Loew’s Yonge Street (Elgin/Winter Garden), Shea’s Hippodrome, The Allen (Tivoli), Pantages (Imperial, Imperial Six, Ed Mirvish), Loew’s Uptown
Chapter Three – Smaller Theatres in the pre-1920s and 1920s
Oakwood, Broadway, Carlton on Parliament Street, Victory on Yonge Street (Embassy, Astor, Showcase, Federal, New Yorker, Panasonic), Allan’s Danforth (Century, Titania, Music Hall), Parkdale, Alhambra (Baronet, Eve), St. Clair, Standard (Strand, Victory, Golden Harvest), Palace, Bedford (Park), Hudson (Mount Pleasant), Belsize (Crest, Regent), Runnymede
Chapter Four – Theatres During the 1930s, the Great Depression

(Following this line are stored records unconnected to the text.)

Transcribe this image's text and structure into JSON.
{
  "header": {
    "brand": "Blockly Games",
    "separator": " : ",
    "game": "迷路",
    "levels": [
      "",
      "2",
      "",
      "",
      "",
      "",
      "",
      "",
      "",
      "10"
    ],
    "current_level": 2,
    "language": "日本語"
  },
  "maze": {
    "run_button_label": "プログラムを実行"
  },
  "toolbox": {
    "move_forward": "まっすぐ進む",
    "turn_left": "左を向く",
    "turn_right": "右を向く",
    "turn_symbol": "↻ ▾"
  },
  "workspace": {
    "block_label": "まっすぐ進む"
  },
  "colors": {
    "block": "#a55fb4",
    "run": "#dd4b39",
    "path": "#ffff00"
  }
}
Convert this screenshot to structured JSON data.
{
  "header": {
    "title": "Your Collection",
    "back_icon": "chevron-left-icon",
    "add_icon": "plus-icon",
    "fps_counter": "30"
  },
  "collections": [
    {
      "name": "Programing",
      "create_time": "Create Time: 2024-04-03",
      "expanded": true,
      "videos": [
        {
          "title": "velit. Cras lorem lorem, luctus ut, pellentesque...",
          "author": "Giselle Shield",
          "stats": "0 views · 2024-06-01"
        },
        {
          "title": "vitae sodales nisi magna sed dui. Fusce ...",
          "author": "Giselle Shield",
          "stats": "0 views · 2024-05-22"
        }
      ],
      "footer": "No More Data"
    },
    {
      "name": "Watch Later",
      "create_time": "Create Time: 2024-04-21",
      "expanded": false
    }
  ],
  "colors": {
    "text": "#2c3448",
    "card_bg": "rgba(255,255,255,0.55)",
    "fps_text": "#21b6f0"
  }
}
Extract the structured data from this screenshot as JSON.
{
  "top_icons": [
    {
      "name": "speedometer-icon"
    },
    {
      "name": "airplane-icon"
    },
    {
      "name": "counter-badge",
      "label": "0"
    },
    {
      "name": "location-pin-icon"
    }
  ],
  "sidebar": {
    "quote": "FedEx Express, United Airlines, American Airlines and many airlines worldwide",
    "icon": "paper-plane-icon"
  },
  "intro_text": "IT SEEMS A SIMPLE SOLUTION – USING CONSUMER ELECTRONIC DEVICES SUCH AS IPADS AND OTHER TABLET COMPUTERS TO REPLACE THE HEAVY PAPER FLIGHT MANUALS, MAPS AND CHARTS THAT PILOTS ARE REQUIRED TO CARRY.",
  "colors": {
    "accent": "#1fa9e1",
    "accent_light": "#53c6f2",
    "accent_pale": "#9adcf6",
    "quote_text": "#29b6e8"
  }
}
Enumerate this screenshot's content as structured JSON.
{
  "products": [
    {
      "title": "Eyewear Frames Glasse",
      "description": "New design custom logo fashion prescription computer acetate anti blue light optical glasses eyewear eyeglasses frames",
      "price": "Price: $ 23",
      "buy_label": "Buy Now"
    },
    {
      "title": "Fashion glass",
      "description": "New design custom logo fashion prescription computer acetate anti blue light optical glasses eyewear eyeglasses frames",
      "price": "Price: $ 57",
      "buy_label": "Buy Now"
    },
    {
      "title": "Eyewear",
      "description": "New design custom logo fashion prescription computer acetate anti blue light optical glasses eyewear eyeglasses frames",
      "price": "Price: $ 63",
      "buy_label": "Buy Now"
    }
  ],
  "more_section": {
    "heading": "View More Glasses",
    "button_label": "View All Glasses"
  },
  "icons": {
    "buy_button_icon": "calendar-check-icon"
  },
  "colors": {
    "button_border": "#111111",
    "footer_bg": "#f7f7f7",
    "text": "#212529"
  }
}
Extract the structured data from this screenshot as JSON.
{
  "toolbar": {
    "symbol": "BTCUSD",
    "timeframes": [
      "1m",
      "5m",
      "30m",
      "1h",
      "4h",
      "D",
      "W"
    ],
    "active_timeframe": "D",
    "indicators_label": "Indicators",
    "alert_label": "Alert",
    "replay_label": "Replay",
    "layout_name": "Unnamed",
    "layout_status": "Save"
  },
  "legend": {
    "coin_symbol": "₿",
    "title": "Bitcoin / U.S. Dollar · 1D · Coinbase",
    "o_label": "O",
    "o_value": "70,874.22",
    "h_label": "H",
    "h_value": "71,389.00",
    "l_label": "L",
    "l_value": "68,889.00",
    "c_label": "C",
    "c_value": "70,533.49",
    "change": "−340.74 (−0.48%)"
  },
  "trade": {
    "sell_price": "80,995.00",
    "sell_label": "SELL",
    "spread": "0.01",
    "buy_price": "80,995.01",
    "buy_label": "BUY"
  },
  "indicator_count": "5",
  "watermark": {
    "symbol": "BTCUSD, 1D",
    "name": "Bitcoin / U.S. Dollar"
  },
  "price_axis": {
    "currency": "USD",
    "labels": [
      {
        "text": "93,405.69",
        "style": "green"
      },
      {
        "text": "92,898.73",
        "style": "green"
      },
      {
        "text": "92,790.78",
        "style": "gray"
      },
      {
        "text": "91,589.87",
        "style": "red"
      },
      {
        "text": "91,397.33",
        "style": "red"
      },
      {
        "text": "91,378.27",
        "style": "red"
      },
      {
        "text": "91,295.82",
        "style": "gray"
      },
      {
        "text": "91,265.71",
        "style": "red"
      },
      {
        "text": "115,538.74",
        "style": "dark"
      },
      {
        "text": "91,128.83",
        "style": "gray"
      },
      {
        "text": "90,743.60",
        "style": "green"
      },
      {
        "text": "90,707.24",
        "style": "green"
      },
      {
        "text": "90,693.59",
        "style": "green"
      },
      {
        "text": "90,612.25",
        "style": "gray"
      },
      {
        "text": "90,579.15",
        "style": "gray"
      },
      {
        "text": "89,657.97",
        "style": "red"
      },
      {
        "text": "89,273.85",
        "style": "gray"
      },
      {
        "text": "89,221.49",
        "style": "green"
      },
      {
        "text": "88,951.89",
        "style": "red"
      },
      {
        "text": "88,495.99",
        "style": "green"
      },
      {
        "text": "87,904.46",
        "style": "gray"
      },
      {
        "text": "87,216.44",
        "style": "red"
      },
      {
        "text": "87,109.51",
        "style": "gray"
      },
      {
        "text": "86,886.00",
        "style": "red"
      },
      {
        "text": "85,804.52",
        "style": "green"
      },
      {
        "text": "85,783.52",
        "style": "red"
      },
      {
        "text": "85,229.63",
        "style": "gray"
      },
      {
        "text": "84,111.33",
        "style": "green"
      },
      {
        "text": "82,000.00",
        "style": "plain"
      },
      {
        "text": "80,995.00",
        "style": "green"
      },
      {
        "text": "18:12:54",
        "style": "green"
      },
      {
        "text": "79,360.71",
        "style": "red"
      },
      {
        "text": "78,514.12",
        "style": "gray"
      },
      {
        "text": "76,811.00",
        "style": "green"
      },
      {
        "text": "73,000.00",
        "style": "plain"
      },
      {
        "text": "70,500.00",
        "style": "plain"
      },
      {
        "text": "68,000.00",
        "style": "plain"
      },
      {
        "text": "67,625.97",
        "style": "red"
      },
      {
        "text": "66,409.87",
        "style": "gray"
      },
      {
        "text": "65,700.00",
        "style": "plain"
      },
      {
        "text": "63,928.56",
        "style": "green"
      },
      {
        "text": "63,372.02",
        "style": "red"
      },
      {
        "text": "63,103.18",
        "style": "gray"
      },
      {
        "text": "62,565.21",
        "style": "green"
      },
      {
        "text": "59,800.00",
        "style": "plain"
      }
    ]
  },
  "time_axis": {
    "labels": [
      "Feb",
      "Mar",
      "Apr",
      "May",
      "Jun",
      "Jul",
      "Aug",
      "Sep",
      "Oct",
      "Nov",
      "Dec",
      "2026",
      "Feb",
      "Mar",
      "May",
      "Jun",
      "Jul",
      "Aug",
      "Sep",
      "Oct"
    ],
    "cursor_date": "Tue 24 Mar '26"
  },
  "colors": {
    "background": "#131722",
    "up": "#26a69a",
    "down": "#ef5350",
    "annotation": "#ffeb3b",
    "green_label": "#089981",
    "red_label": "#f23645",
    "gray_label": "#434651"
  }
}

Grant ,Hollywood, Oriole (Cinema, International Cinema), Eglinton, Casino, Radio City, Paramount, Scarboro, Paradise (Eve’s Paradise), State (Bloordale), Colony, Bellevue (Lux, Elektra, Lido), Kingsway, Pylon (Royal, Golden Princess), Metro
Chapter Five – Theatres in the 1940s – The Second World War and the Post-War Years
University, Odeon Fairlawn, Vaughan, Odeon Danforth, Glendale, Odeon Hyland, Nortown, Willow, Downtown, Odeon Carlton, Donlands, Biltmore, Odeon Humber, Town Cinema
Chapter Six – The 1950s Theatres
Savoy (Coronet), Westwood
Chapter Seven – Cineplex and Multi-screen Complexes
Cineplex Eaton Centre, Cineplex Odeon Varsity, Scotiabank Cineplex, Dundas Square Cineplex, The Bell Lightbox (TIFF